David Lazer, Distinguished Professor of Political Science and Computer and Information Sciences and Co-Director of NULab for Texts, Maps, and Networks, has published a new study “How intermittent breaks in interaction improve collective intelligence” in the Proceedings of the National Academy of Sciences (PNAS). This study was co-authored with Ethan Bernstein from Harvard University and Jesse Shore from Questrom School of Business.

Abstract:

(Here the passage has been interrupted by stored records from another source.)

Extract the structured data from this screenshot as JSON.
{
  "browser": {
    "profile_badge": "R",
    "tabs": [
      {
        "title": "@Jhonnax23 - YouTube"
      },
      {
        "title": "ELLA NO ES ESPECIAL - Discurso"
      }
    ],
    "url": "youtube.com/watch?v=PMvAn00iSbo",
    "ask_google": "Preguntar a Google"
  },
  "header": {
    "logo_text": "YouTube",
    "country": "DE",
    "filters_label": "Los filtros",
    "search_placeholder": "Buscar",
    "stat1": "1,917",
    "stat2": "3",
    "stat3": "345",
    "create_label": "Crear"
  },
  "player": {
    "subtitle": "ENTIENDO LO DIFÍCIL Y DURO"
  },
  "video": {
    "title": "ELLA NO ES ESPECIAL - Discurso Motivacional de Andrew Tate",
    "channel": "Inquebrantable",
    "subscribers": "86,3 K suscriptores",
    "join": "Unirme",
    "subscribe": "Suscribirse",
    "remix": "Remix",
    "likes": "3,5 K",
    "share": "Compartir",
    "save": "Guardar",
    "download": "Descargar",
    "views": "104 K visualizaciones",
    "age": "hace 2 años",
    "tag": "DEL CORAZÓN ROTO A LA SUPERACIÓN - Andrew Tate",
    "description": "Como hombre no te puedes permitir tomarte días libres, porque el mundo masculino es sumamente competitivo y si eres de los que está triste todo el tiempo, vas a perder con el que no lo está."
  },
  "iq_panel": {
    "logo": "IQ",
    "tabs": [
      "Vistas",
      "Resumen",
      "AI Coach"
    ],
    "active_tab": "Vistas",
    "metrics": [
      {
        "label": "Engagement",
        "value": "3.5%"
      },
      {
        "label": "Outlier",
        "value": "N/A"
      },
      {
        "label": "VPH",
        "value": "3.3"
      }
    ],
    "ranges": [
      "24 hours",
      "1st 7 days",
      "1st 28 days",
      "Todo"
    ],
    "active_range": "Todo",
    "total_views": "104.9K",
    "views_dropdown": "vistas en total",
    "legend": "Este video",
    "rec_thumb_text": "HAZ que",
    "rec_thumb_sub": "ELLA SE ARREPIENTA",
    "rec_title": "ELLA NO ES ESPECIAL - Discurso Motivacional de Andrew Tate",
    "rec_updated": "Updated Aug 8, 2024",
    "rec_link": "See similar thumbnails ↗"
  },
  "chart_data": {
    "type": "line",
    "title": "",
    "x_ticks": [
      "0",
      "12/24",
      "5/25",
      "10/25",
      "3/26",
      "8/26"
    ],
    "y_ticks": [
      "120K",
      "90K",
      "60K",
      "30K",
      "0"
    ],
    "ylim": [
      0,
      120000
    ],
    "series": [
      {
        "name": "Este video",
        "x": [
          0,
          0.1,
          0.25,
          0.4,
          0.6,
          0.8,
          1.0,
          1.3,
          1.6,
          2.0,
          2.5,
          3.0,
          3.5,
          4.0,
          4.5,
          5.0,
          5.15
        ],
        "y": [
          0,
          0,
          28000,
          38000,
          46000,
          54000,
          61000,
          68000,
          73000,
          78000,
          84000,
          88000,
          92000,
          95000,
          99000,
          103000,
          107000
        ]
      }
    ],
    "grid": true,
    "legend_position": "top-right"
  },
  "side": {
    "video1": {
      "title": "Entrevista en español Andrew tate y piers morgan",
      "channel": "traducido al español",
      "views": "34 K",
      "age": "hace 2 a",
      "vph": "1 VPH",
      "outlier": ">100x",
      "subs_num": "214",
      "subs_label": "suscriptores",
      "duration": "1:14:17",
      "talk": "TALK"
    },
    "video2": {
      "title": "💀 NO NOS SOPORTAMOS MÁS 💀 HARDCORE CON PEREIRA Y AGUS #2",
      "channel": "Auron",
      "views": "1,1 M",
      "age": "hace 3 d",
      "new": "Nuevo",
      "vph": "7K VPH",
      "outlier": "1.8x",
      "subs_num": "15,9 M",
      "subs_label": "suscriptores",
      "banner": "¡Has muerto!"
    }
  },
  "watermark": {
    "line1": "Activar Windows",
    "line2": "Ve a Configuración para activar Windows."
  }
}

“People influence each other when they interact to solve problems. Such social influence introduces both benefits (higher average solution quality due to exploitation of existing answers through social learning) and costs (lower maximum solution quality due to a reduction in individual exploration for novel answers) relative to independent problem solving. In contrast to prior work, which has focused on how the presence and network structure of social influence affect performance, here we investigate the effects of time. We show that when social influence is intermittent it provides the benefits of constant social influence without the costs. Human subjects solved the canonical traveling salesperson problem in groups of three, randomized into treatments with constant social influence, intermittent social influence, or no social influence. Groups in the intermittent social-influence treatment found the optimum solution frequently (like groups without influence) but had a high mean performance (like groups with constant influence); they learned from each other, while maintaining a high level of exploration. Solutions improved most on rounds with social influence after a period of separation. We also show that storing subjects’ best solutions so that they could be reloaded and possibly modified in subsequent rounds—a ubiquitous feature of personal productivity software—is similar to constant social influence: It increases mean performance but decreases exploration.”

For more on this study, see here.